* Problem
Below is a listing. Gather each line of it that contains "Main".

----

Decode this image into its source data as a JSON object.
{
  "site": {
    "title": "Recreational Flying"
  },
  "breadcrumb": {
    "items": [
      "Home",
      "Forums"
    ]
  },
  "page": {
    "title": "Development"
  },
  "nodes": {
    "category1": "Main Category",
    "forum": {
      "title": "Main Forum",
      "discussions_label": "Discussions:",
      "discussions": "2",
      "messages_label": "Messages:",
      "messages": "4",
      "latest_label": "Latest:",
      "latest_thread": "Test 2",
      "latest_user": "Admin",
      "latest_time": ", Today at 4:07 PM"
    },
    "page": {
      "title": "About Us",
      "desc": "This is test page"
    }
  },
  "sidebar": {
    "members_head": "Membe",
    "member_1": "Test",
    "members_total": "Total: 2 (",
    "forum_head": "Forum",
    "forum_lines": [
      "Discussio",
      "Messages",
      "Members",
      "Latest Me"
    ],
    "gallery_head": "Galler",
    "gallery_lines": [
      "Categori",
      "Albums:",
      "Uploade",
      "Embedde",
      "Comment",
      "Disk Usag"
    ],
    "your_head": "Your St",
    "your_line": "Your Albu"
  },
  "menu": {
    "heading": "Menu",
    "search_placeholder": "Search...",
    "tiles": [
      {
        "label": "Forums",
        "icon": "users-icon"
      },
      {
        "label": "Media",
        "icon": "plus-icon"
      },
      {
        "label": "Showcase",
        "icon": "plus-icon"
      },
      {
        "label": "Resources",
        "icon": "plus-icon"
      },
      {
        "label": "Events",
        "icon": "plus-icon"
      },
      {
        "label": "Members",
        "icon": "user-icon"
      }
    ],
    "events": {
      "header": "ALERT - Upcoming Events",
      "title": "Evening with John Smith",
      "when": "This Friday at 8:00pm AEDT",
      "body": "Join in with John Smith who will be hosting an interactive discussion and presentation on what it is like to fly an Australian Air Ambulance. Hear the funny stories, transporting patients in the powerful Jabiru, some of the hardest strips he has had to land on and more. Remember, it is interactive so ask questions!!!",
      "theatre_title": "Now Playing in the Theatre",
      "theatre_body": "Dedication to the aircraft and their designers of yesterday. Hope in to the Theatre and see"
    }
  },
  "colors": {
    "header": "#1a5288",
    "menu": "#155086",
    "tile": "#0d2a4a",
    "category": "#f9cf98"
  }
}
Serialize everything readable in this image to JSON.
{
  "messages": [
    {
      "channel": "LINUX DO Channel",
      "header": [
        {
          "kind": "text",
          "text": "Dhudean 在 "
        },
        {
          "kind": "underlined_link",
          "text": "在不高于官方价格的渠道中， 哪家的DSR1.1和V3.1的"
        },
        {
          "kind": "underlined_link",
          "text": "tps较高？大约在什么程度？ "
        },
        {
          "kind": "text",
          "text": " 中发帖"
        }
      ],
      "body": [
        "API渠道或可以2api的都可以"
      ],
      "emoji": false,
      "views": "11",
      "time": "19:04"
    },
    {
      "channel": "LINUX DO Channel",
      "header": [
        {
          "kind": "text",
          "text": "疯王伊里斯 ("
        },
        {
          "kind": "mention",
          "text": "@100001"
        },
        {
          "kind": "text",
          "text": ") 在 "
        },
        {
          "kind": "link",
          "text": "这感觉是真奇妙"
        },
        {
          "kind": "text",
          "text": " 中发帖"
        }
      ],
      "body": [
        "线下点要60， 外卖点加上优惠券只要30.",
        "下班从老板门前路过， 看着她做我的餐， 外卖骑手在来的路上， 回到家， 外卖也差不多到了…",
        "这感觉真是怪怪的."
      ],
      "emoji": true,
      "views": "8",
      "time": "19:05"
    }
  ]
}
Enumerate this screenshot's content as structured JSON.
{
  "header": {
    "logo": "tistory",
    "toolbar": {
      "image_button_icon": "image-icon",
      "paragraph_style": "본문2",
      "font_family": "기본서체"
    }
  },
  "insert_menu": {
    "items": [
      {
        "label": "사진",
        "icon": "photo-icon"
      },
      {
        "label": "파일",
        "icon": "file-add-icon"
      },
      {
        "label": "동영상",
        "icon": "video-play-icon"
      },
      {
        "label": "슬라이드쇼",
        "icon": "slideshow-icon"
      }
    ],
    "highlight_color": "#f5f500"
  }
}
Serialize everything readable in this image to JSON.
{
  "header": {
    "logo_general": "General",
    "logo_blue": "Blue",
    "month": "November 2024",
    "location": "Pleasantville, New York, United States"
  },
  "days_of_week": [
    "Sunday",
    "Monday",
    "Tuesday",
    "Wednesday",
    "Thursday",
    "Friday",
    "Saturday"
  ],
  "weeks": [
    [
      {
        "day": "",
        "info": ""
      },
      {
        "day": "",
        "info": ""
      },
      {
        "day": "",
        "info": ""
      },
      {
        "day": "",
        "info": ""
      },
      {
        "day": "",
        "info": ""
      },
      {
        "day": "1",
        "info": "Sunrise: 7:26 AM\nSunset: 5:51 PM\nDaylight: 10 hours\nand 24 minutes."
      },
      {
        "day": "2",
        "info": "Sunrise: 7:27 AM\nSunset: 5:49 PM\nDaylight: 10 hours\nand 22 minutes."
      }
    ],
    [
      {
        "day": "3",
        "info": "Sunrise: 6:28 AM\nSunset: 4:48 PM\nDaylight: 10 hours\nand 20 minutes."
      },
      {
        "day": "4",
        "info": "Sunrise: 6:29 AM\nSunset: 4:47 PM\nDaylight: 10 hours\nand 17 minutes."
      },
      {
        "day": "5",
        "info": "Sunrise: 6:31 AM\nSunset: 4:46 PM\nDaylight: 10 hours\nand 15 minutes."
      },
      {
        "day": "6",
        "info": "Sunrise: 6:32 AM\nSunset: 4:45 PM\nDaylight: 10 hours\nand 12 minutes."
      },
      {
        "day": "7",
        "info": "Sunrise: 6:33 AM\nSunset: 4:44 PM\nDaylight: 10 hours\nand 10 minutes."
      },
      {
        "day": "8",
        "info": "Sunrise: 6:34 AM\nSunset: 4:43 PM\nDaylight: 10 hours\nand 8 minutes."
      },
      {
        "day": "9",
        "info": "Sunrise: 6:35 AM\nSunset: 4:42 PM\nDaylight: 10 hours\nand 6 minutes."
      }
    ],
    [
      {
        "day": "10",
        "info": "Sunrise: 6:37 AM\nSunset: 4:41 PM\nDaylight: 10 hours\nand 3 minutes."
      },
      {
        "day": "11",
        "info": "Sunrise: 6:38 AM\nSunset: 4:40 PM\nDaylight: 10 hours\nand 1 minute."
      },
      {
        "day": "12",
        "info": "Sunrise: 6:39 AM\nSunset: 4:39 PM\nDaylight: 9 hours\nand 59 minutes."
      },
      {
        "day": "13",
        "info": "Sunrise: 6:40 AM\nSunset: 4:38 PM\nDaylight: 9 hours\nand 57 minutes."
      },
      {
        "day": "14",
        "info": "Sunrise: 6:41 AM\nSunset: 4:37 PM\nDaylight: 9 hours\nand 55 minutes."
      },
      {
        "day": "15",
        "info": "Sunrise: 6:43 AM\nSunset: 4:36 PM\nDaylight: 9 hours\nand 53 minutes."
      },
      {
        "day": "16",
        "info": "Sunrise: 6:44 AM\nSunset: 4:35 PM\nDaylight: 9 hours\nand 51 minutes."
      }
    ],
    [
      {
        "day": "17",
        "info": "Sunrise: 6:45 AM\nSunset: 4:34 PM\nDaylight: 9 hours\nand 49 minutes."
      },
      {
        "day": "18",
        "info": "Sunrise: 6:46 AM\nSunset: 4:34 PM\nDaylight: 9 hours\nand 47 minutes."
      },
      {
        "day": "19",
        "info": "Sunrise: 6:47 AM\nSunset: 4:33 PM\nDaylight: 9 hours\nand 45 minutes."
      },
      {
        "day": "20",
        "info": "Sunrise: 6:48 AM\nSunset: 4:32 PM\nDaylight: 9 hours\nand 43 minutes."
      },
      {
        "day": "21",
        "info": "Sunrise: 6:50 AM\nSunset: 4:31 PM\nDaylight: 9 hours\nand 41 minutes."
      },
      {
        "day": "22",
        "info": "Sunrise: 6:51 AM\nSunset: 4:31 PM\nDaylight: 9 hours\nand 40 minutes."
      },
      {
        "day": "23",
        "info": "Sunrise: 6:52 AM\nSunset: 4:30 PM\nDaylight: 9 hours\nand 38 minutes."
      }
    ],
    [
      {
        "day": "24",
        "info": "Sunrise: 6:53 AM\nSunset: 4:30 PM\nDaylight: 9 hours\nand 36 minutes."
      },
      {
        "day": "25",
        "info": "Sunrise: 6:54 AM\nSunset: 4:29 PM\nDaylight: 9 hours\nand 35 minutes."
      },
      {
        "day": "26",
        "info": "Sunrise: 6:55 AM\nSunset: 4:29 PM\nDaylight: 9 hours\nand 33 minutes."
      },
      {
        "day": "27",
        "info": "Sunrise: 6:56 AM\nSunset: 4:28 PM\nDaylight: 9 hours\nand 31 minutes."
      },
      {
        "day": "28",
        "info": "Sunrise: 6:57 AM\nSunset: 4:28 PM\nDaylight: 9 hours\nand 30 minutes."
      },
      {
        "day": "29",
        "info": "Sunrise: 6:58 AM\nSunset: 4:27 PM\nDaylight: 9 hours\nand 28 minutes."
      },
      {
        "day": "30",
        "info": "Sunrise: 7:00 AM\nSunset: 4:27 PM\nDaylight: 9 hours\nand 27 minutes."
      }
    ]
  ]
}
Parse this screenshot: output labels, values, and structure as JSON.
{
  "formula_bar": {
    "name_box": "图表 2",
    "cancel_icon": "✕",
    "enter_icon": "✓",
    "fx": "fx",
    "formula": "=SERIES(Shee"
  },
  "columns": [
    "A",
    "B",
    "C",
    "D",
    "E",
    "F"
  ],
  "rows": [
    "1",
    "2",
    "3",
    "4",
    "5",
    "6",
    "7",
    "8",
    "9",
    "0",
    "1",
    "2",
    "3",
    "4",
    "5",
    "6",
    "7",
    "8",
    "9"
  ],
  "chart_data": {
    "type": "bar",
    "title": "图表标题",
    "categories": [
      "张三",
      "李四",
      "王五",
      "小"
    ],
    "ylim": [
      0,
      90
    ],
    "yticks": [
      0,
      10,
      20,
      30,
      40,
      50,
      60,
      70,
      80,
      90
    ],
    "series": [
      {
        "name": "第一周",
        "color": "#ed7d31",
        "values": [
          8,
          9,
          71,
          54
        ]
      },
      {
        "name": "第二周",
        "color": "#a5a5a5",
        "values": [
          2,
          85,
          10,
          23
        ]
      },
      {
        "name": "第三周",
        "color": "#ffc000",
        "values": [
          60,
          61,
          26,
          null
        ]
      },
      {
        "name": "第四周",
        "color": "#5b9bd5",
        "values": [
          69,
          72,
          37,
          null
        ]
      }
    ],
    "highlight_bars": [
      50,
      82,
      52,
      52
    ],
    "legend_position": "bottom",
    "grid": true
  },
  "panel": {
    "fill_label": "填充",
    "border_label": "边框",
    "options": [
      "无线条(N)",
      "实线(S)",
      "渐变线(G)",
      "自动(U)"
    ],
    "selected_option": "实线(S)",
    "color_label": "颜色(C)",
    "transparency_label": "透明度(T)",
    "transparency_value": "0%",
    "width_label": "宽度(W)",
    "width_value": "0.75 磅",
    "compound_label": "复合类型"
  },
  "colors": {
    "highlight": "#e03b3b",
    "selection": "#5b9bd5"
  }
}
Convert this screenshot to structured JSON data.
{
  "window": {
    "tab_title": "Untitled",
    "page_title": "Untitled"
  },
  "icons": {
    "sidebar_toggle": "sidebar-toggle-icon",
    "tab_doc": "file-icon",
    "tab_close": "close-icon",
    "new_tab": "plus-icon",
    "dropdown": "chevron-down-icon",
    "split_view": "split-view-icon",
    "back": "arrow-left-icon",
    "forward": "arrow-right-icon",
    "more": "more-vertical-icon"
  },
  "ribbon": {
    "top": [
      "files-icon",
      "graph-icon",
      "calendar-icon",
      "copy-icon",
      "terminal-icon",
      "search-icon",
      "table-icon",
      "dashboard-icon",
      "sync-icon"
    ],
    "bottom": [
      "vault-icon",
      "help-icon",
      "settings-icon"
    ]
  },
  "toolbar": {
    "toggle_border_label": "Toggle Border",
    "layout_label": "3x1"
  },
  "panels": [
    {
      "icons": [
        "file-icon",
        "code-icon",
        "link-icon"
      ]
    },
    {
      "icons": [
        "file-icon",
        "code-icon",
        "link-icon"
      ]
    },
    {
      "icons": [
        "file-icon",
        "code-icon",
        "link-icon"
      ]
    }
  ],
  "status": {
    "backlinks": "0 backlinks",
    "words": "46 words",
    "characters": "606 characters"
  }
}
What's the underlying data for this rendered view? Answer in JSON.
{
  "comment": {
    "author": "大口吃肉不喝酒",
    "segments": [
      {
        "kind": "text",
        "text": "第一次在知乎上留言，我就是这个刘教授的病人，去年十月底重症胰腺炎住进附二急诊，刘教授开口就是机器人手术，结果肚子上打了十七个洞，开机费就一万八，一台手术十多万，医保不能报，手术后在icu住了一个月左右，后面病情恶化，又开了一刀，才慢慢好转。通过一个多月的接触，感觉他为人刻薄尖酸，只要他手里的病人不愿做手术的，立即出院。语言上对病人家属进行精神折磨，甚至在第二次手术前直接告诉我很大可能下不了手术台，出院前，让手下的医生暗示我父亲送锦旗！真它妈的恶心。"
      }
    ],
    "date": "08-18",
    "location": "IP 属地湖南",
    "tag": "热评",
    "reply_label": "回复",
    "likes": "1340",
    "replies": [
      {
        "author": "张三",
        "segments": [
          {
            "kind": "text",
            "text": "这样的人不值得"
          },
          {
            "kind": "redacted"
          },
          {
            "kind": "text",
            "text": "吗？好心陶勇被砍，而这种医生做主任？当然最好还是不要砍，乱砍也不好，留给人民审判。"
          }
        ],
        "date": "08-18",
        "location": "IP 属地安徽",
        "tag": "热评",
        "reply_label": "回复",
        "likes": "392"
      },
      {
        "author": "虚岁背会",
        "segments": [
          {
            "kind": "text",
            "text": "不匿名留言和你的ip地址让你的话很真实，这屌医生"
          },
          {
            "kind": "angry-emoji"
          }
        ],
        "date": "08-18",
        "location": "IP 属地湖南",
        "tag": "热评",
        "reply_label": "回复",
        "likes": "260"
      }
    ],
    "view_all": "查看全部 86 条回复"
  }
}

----

* Reply
    "category1": "Main Category",
      "title": "Main Forum",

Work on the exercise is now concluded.